If you look at the original photo of a Dung Beetle you will realise that the sculpture resembles it quite well – what do you think? While reading up for your blog post I also came to know that since these beetles are not found in Australia but are so important to eating up the poop of cattle and helpful in saving the environment they are actually being imported into Australia now! So much importance to a tiny insect that lives in poop! That makes us realise how important the tiniest of creatures on Earth are, and makes us respect them even more.

Hope this story of the creative imagination of the Egyptians merged with scientific understanding of Nature made your special day a little more special, and you could enjoy the good food of your birthday party a lot more. And, no one had to roll their food backwards after the party πŸ™‚

 

 

 

 

 

 

 

 

 

 

 

Advertisements

4 thoughts on “Trisha and the Dung Beetle!

  1. Wonderful post… polo…
    Very informative interesting and easy to understand for a child…
    Specially the link with Egyptians…
    Great job…

    Like

Leave a Reply

Fill in your details below or click an icon to log in:

WordPress.com Logo

You are commenting using your WordPress.com account.
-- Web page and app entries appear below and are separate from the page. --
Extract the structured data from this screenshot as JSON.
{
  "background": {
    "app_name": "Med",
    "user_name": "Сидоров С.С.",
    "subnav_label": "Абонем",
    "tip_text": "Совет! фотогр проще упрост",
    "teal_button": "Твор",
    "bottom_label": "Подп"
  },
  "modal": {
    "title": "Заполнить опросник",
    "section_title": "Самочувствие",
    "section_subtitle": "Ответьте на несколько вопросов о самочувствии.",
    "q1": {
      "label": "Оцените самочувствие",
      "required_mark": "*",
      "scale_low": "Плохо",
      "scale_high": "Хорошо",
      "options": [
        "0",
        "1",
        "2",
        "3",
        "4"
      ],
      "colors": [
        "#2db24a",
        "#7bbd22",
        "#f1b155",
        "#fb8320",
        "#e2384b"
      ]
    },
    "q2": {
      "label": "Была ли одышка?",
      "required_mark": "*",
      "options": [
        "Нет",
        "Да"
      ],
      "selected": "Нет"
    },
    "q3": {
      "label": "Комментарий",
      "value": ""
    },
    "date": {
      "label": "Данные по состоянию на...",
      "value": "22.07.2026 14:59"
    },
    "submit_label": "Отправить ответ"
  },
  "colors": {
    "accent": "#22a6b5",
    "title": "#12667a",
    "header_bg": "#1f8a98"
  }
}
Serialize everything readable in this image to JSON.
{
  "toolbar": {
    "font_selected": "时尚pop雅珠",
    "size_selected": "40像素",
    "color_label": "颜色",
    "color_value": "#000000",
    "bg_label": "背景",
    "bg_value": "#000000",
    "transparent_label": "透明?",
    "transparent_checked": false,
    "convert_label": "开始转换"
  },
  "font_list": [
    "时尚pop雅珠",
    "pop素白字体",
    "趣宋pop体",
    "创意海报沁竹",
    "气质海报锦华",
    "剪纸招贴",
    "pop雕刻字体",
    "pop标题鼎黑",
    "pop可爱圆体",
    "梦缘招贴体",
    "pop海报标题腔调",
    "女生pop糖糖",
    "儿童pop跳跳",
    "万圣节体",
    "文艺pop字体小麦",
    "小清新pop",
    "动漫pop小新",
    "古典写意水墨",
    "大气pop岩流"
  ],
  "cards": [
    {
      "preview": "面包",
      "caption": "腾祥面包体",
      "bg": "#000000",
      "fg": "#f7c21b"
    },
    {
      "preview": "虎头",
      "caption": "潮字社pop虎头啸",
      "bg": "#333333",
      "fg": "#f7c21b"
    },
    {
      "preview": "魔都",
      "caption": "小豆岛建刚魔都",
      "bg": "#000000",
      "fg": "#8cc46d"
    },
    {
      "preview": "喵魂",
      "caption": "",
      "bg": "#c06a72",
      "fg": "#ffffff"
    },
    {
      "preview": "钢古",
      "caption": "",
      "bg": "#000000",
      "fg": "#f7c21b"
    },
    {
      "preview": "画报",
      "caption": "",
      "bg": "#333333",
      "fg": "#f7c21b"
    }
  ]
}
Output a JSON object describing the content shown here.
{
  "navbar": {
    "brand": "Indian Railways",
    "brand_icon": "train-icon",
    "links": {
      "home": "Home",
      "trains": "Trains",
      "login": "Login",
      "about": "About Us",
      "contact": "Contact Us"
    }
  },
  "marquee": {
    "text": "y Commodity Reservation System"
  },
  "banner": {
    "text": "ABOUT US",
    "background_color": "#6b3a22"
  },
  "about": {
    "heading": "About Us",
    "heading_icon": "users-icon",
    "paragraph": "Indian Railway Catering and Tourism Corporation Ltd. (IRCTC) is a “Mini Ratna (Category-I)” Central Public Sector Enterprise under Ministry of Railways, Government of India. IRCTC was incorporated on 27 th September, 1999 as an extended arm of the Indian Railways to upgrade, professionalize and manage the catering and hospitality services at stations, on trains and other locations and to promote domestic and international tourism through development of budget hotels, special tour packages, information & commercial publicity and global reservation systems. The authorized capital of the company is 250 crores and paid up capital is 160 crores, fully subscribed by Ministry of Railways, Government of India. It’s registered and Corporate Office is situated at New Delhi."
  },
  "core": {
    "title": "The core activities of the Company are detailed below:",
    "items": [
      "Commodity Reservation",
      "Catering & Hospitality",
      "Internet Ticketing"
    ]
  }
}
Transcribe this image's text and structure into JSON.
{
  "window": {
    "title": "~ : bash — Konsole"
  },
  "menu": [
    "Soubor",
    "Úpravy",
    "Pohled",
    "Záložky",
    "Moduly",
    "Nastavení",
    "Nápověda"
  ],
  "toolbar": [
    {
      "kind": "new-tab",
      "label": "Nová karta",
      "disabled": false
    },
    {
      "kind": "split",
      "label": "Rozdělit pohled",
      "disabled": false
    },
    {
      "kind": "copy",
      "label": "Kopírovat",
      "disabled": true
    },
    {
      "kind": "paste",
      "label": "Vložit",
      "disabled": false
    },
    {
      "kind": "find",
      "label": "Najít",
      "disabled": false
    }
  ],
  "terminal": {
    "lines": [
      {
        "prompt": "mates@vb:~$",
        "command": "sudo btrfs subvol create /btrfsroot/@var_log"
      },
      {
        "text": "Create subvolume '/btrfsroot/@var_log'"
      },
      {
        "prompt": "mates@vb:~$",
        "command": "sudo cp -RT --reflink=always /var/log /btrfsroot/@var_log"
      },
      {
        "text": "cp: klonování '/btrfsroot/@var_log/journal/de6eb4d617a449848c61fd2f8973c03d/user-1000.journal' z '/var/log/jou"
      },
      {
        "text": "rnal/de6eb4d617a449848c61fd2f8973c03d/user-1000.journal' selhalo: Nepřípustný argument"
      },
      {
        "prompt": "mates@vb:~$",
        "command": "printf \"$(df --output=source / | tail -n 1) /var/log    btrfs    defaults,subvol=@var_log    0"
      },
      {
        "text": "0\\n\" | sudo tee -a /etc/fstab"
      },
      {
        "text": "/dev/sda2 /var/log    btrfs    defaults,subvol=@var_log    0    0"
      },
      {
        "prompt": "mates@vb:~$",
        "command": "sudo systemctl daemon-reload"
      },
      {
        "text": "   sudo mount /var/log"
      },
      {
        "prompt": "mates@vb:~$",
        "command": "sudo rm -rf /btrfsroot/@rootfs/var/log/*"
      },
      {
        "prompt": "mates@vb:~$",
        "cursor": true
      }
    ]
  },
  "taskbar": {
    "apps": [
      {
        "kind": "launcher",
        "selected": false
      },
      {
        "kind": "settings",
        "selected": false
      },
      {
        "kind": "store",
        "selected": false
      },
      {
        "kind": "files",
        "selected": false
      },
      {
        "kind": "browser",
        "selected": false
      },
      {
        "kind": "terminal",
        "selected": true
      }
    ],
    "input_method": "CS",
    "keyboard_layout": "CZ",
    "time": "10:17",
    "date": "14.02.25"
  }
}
Log Out / Change )

Twitter picture

You are commenting using your Twitter account. Log Out / Change )

Facebook photo

You are commenting using your Facebook account. Log Out / Change )

Google+ photo

You are commenting using your Google+ account. Log Out / Change )

Connecting to %s